It takes a little less than half an hour of driving through the 12,000 acres of the Big Bend wheat belt off Interstate 90 to discover the quaint, quiet town of Harrington, Washington. With a population of 424 and an area of not even half a square mile, this modest farm town may cause one to question whether it's 2015 or 1915.
Yet Harrington is not just tractors and grain elevators. The main drag is full of family-owned businesses, along with City Hall, which doubles as a library, and a tattered house that flies not one, but two, Confederate flags.
Above the paneled, double-hung windows are the words "1904 Bank Block." The Bank Block Building, the largest structure on the town's main street, has been a key part of Harrington for 111 years. The red brick building originally housed a barber shop, saloon and visitor lodging.
The block has seen many changes since 1904, but one thing that has remained constant is the Harrington Opera House, which sat dormant for 40 years until a group of volunteers joined forces to bring it back to life.
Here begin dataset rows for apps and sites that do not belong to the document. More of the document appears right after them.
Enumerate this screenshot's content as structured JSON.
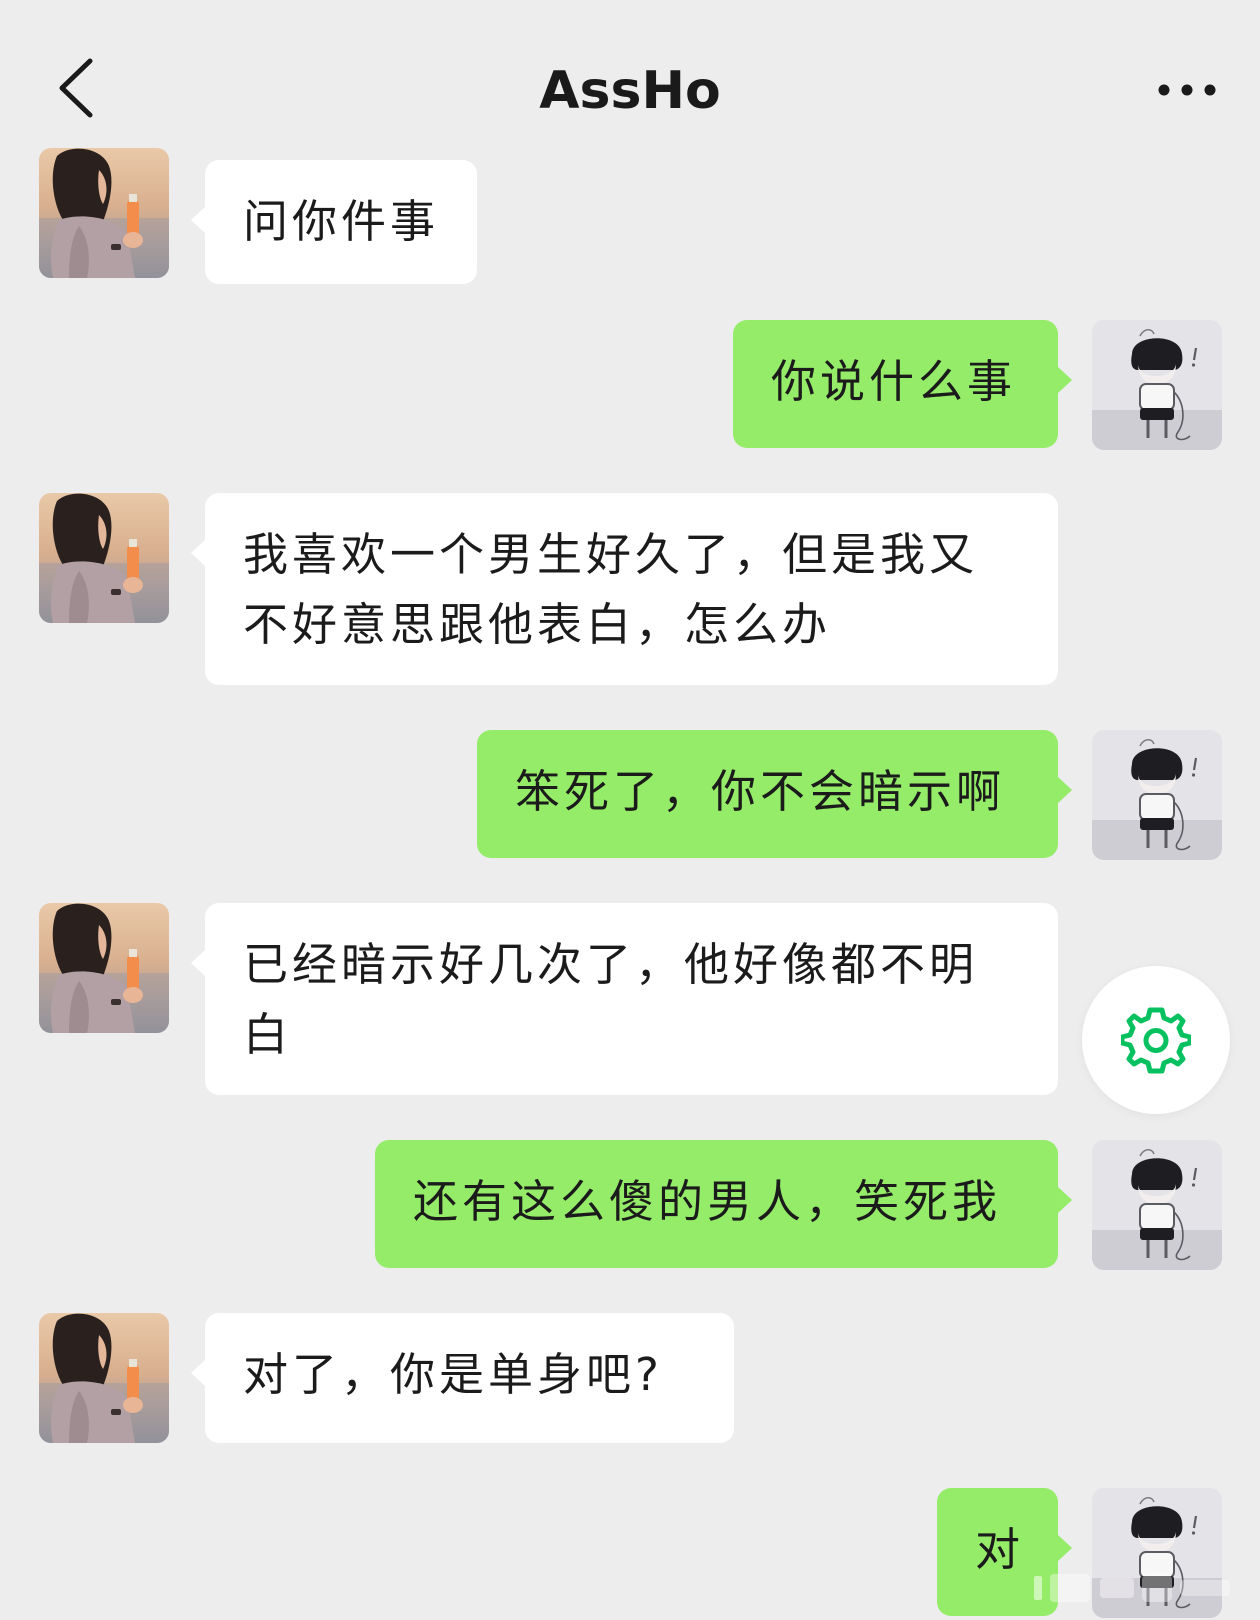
{
  "header": {
    "title": "AssHo",
    "back_icon": "chevron-left-icon",
    "more_icon": "more-horizontal-icon"
  },
  "messages": [
    {
      "side": "in",
      "text": "问你件事"
    },
    {
      "side": "out",
      "text": "你说什么事"
    },
    {
      "side": "in",
      "text": "我喜欢一个男生好久了，但是我又不好意思跟他表白，怎么办"
    },
    {
      "side": "out",
      "text": "笨死了，你不会暗示啊"
    },
    {
      "side": "in",
      "text": "已经暗示好几次了，他好像都不明白"
    },
    {
      "side": "out",
      "text": "还有这么傻的男人，笑死我"
    },
    {
      "side": "in",
      "text": "对了，你是单身吧?"
    },
    {
      "side": "out",
      "text": "对"
    }
  ],
  "floating_button": {
    "icon": "gear-icon"
  },
  "colors": {
    "background": "#ededed",
    "incoming_bubble": "#ffffff",
    "outgoing_bubble": "#95ec69",
    "accent": "#07c160"
  }
}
Gordon and Billie Herron, members of the all-volunteer Opera House Society, have dedicated 23 years to refurbishing the opera house, which has never actually put on a full opera. Both agree that they have a love for old buildings and could not see this central part of Harrington be lost when the original owner thought about closing it down for good.
"We were all for it. So in January of 1992, we called a bunch of people together to see if it was a viable endeavor. And it was," says Billie.
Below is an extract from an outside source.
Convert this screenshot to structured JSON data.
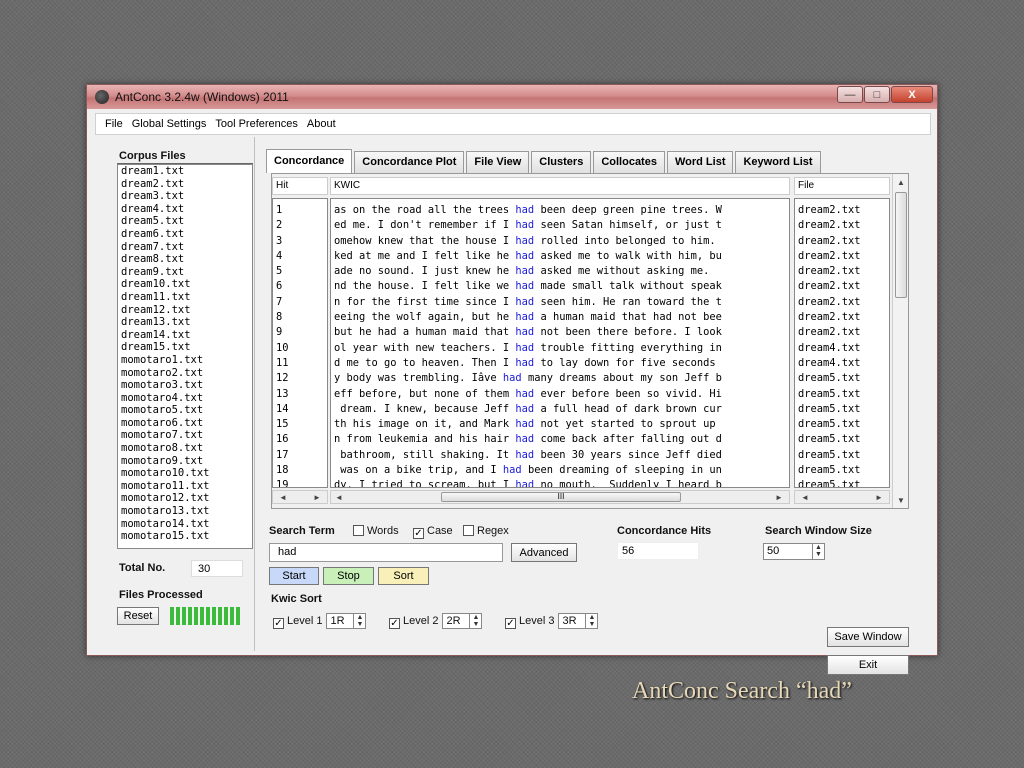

The group purchased the building for only a buck and a promise — that the historic opera house would become a nonprofit, and that the original owner could reside in a private apartment on the main floor.
The Herrons reflect about the building with much adoration as they detail the years of fixing floorboards, updating the electrical interior and their most recent endeavor — installing an elevator that allows the house's older attendees to be lifted to the second-floor auditorium.
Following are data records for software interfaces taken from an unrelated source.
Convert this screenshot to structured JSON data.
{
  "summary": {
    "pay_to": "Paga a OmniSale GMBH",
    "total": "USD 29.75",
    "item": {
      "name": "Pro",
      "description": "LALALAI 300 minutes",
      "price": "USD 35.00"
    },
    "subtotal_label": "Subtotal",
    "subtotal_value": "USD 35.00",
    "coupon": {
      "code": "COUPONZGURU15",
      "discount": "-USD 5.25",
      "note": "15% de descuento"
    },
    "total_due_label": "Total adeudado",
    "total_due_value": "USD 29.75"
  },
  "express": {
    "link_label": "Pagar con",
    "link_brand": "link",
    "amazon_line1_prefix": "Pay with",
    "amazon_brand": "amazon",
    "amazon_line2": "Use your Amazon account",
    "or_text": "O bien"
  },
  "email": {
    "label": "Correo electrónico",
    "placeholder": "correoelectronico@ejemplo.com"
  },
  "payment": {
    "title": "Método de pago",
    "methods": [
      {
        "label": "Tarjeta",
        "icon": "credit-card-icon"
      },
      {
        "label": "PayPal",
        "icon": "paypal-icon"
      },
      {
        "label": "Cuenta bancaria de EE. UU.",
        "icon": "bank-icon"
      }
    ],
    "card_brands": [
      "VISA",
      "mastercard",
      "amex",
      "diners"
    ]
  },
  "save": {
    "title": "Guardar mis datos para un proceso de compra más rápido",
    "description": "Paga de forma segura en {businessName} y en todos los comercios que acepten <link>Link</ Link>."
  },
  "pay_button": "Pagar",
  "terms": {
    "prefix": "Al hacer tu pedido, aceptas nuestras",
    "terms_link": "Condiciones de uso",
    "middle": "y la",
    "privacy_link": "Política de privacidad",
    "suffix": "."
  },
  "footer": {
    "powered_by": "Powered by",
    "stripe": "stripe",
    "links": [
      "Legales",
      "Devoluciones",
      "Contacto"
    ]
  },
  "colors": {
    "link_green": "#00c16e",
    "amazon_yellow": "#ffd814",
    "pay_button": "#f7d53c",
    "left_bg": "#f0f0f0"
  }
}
Though it's been a lot of hard work, Gordon approaches it with good humor and high spirits.
"Carrying a grand piano up wooden stairs is kind of a dangerous job," he says, laughing. Fortunately, they now have an elevator do to the work for them.
Since 1987, Harrington librarian Marge Womach has spent her free time digging through old city documents, census reports and obituaries, learning more about the rural cemeteries in town and in other surrounding areas. Digging deep into the history of the Hillcrest Cemetery, she has compiled several 100-page information booklets of thumbnail stories and pioneer tales of those buried there.
Some of the 1,681 graves date back to 1898; many remain unmarked. Some were once denoted with wood that eroded over time, while others, with no headstones, date back to hard economic times when families had to move out of the community. For Womach, it's important to preserve these burial sites, lest these long-departed folks — as can happen in a place like Harrington — be lost to history.
"Each of the burials," she says, "becomes important to me as I attempt to document the life, short or long, and leave an imprint for following generations to read." ♦
EDITOR'S NOTE: This story has been changed since publication to correct a misspelled name.
Population: 424 in the 2010 census
On the map: 49 miles west of Spokane
Annual event: The Fall Festival takes place on the fourth weekend in September, celebrating the end of the harvest and beginning of the fall
Notable names: George Frederick McKay, an American composer who founded the composition program at the University of Washington. Darol Froman, scientific director of the Operation Sandstone nuclear tests at Enewetak Atoll in the Pacific.